Upon arrival your first place to check is the long channel that runs along the side of the marsh paralleling the road. Approach this first viewing spot with stealth. Once they have arrived in late May, Least bitterns can fairly often be spotted on the edges of this channel. If you are lucky enough to see one enjoy the moment because they are very shy birds and will quickly melt back into the reeds or fly away.
Now proceed south along the path. After 100m or so you will arrive at a junction. The marsh path turns right, and there is an opening in the forest where a track continues south. From a satellite image it looks like this path ends up at Park Road. I have not travelled down it because (a) it’s usually either muddy or very muddy, and (b) it’s not clear whether this path is part of the marsh site or leads onto private property. So I stick to the marsh path. The route is out-and-back, about 250m each way.
As you walk look and listen for a wide range of marshland birds. Swamp Sparrows are common here and you will often hear a dozen or more singing males. If you arrived early in the morning you may be treated to the booming call of the American Bittern. Virginia Rails start to arrive early in April and you will probably hear their weird grunting display or the “kiddick” call. By mid-May Marsh Wrens start to arrive and sing their buzzy songs. Pied-billed Grebes are frequently heard braying and hooting, and if you scan carefully you should be able to pick up one or two on patrol. Sora can be seen or heard in May but they do not appear to stay on. Look and listen as well for Common Gallinules.
The marsh is not known as a shorebird site, but Wilson’s Snipe appear to breed there so listen for their winnowing display call. If you hear it, look way up in the sky for a tiny dot with a long bill.
Perring through the foliage into the interior of the marsh you may find a range of waterfowl.
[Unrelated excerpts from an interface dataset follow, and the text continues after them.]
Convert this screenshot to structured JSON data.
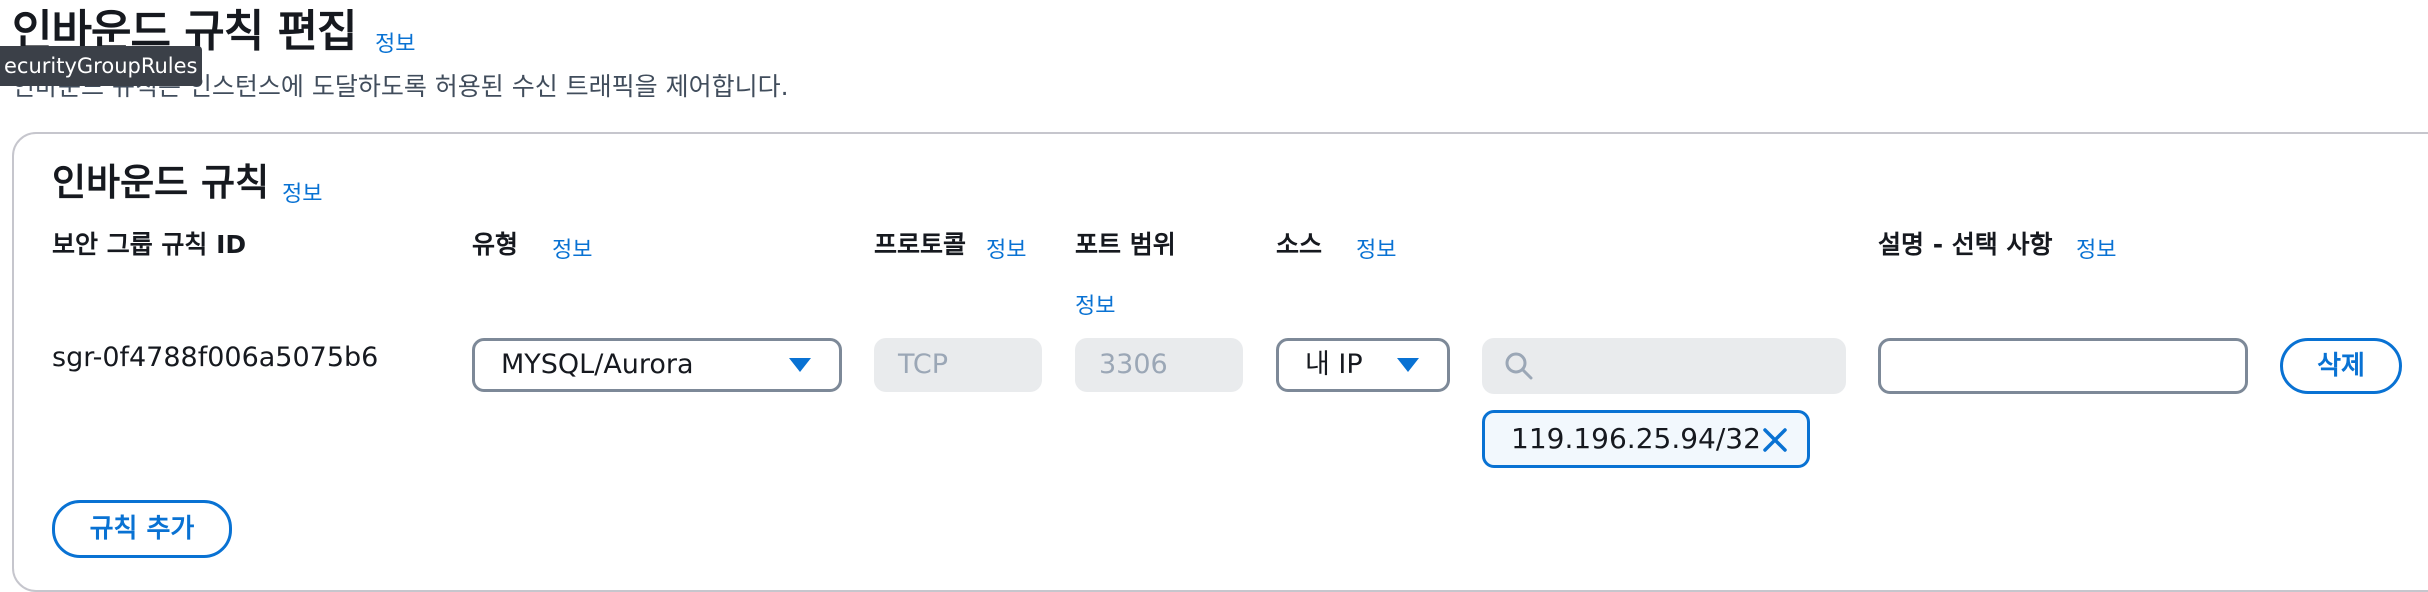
{
  "page": {
    "title": "인바운드 규칙 편집",
    "title_info": "정보",
    "description": "인바운드 규칙은 인스턴스에 도달하도록 허용된 수신 트래픽을 제어합니다.",
    "tooltip": "ecurityGroupRules"
  },
  "section": {
    "title": "인바운드 규칙",
    "info": "정보",
    "columns": {
      "rule_id": "보안 그룹 규칙 ID",
      "type": "유형",
      "type_info": "정보",
      "protocol": "프로토콜",
      "protocol_info": "정보",
      "port_range": "포트 범위",
      "port_info": "정보",
      "source": "소스",
      "source_info": "정보",
      "description": "설명 - 선택 사항",
      "description_info": "정보"
    }
  },
  "rule": {
    "id": "sgr-0f4788f006a5075b6",
    "type": "MYSQL/Aurora",
    "protocol": "TCP",
    "port": "3306",
    "source_type": "내 IP",
    "search_value": "",
    "cidr": "119.196.25.94/32",
    "description_value": "",
    "delete_label": "삭제"
  },
  "actions": {
    "add_rule": "규칙 추가"
  },
  "icons": {
    "search": "search-icon",
    "dismiss": "close-icon",
    "dropdown": "caret-down-icon"
  },
  "colors": {
    "accent": "#0972d3",
    "border": "#7d8998",
    "disabled_bg": "#e9ebed",
    "token_bg": "#f2f8fd"
  }
}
Canada Geese can be plentiful, and Mute Swans, Mallards and Wood Ducks breed here. In April and May migrant ducks are regular visitors, particularly Ring-necked Duck, Blue-winged Teal and Bufflehead.
While gazing at the marsh don’t forget to glance upwards regularly. Ring-billed Gulls are usually floating around in small numbers but with luck you will see one or more Black Terns, most likely visitors from the breeding colony at Camden Lake. Tree and Barn Swallows are regulars. Raptors other than Turkey Vultures are infrequent but with luck you may see an Osprey, a Red-tailed Hawk or Northern Harrier – probably with Red-winged Blackbirds in hot pursuit. And though American Bitterns are more often seen than heard, they and Great Blue Herons can sometimes be spotted as they fly to a different part of the marsh.
Above all, keep an eye open for Least Bitterns. They can occasionally be spotted in the reeds, but your best bet is to see one or more skimming low above the marsh. Least Bitterns are very small herons with distinctive colouration. In flight you will see an orangey head and breast, white belly, dark underwing and a pattern of black and orange on the upperwing.
While the marsh is the main attraction, a good range of passerines can be found at this site. Yellow Warblers are plentiful and Common Yellowthroats are… common. Song Sparrows, American Goldfinch and American Robins are expected. A number of flycatcher species pass through the marsh on migration, although Eastern Kingbird is the only one that stays on to breed. Baltimore Orioles, Red-eyed Vireos, Northern Flickers and Rose-breasted Grosbeaks are frequently heard in the woodlands to the south.
Once you have completed your circuit of the marsh, it’s worth spending a few minutes along Moscow Road. There are spots where the interior ponds can be seen, though by early June these tend to be blocked by reeds. But there will be more Swamp Sparrows, Yellow Warblers and Red-winged Blackbirds, and when the water level is high enough the marshy patches along the road can hold Virginia Rail.
Having driven out to Moscow Marsh, it would be a shame not to go a bit further and visit Camden Lake – the subject of a forthcoming site guide.